*Work to be completed*:
Your answer should repeat every line of the records below in which the word "true" appears.

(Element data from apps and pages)

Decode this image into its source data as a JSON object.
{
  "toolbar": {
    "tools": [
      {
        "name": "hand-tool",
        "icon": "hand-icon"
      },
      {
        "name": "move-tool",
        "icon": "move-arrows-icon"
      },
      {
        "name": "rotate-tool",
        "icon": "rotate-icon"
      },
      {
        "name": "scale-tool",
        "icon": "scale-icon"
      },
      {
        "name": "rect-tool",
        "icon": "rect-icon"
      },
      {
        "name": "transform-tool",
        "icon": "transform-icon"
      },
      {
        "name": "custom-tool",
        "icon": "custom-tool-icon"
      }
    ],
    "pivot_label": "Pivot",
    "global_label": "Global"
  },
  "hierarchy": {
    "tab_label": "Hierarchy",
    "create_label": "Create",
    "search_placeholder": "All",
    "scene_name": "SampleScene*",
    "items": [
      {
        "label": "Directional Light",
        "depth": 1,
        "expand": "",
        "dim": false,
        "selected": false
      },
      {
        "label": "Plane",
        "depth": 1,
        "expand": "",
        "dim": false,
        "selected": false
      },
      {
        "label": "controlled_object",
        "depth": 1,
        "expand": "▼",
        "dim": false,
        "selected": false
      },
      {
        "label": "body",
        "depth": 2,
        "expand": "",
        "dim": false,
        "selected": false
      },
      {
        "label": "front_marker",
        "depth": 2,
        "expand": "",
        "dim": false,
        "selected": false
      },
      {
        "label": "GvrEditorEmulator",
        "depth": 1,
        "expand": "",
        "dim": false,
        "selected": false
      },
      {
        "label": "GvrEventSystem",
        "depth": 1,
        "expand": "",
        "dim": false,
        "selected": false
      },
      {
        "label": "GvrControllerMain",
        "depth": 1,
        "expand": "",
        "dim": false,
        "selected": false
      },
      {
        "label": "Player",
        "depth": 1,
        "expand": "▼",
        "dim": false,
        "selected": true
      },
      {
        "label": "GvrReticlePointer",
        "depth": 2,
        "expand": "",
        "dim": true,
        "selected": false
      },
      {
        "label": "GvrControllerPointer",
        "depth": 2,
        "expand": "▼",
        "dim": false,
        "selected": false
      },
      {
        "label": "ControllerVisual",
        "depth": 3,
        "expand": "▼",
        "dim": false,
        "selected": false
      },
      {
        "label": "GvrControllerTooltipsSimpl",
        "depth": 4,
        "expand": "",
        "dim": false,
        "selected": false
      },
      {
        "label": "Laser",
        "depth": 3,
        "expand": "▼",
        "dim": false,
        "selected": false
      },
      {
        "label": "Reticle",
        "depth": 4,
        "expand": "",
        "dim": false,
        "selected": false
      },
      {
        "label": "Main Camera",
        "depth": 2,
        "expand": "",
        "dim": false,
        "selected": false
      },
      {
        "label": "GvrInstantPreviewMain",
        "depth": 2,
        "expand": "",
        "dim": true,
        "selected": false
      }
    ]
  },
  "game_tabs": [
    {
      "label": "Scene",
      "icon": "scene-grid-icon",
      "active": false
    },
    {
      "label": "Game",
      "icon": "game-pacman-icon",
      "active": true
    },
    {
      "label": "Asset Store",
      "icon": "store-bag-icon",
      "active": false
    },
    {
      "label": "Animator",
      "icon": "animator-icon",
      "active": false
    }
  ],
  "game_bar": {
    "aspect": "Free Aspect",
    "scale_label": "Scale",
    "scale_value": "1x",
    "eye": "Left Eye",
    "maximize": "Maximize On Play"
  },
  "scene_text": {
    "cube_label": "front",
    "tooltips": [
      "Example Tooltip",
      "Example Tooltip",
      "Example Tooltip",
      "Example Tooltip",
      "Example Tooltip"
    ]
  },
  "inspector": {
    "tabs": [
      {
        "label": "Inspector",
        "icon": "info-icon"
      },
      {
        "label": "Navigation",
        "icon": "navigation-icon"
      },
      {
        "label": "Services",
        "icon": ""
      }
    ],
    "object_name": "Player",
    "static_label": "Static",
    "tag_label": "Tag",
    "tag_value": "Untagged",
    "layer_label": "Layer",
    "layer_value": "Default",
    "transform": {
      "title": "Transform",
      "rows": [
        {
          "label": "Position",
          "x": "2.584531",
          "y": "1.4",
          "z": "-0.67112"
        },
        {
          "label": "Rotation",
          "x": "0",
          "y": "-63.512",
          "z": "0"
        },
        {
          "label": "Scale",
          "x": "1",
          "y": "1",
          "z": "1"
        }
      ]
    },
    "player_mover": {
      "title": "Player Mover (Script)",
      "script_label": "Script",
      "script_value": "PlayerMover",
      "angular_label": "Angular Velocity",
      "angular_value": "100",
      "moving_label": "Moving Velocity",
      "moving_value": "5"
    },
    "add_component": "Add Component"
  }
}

*Exercise output*:
        "selected": true
        "dim": true,
        "dim": true,
      "active": true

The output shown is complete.